The Kings of Leon are veteran performers and award winners at the MTV European Music Awards (EMAs). Nominated this year for Best Alternative Act, the band appeared at a special MTV World Stage production at Rotterdam’s Old Luxor Theatre as a prequel to taking to the stage at the Ahoy for the main awards event the following day.
The enormous three stage set up spread across the Ahoy presented perhaps the biggest challenge for Britannia Row Productions who were servicing the EMAs for the twentieth consecutive year. “RF was the vulnerability across such a wide area, though we were fortunate in there being far less LED present this year,” explained Britrow’s project manager Lez Dwight. “We put helical aerials up high and at the rear of the stages to compensate and got a solid result. System design also needed careful attention if we were going to deliver a coherent and understandable sound to the entire audience whichever stage was being used.”
Whatever the challenge, for Brent Rawlings, Kings of Leon’s FoH Engineer, it all felt very familiar. “After the event a lot of people asked me about that and you know what, those Britrow guys really know what they are doing because I didn’t even notice. I was focused on listening and what I heard sounded great. There was a L/R system right in front of me and I heard exactly what I expected. Britrow deployed the system for us FoH engineers very well.
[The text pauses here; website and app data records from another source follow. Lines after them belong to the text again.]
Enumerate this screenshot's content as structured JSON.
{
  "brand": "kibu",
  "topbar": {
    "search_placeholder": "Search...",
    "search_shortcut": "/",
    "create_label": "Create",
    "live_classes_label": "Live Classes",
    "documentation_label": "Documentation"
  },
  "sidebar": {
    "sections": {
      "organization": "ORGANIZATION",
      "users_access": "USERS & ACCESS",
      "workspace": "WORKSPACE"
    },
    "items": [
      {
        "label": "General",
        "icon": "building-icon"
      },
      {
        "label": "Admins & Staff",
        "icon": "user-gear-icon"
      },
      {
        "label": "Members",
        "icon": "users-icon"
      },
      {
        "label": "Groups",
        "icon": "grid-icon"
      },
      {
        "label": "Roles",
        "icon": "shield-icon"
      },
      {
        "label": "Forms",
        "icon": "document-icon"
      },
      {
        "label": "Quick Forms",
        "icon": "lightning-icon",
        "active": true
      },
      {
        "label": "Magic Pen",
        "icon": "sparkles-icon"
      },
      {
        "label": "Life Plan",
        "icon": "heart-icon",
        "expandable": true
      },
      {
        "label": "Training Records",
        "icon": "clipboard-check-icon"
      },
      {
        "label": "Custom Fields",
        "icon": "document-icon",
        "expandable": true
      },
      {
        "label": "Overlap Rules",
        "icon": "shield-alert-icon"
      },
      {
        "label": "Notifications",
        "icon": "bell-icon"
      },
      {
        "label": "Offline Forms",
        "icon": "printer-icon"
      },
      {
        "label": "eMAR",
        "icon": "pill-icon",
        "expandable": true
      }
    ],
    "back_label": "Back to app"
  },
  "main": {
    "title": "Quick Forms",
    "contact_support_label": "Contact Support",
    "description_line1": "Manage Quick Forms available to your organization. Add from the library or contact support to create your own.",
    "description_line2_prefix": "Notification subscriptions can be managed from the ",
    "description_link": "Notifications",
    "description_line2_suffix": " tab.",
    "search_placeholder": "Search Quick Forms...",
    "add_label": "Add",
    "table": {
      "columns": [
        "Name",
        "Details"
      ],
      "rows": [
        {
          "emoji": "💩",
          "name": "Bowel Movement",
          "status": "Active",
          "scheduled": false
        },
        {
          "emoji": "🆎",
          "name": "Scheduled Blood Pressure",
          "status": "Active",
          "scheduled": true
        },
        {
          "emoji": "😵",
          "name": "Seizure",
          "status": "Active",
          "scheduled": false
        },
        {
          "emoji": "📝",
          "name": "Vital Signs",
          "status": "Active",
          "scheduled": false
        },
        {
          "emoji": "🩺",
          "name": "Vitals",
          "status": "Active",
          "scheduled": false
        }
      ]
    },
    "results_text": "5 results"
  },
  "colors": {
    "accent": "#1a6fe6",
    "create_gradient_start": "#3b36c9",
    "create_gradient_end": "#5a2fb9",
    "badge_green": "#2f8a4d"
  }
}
I mixed the live performance in the room and we brought a broadcast engineer with us to go in the truck.”
Sergiy Zhytnikov designed the Britrow system, “With the way the presentation was configured and with consideration to the usual demand to keep loudspeakers rigged high to avoid intruding on the camera shots, we installed four uniformly spaced hangs of L-Acoustics K2 for mains with elements of Kara for fills where required. We also elected to fly the KS28 subs. Although primarily to aid the show in not taking up floor real-estate, we had already modelled for this as it provided the most even coverage and maximum L/F energy into the live audience area. The camera operators were delighted.”
“I hadn’t listened to the L-Acoustics K2 system before,” commented Rawlings. “What I heard made me extremely comfortable. It’s not really like anything else – not like the K1 or the d&b J-Series – when you’re looking for gain in the vocals and the band are in danger of overwhelming the voice on stage, the K2s will help you pull it out. Earlier I heard Britrow’s Nahuel Guttierez mix Green Day and was equally impressed with the system; in fact, I reckon he did a better mix than me.”
Rawlings was in no doubt why Britrow have been with the EMAs for twenty years. “Those guys at Britrow, especially Sergiy, the system tech’, they really know what they’re doing. They rigged the amplifiers in the air, above the loudspeakers. That’s a whole lot neater, you’re only running power and fibre up to the grid and you end up with really short loudspeaker cables, just as L-Acoustics recommends. Clean and neat to look at and clean and neat was the way it sounded.”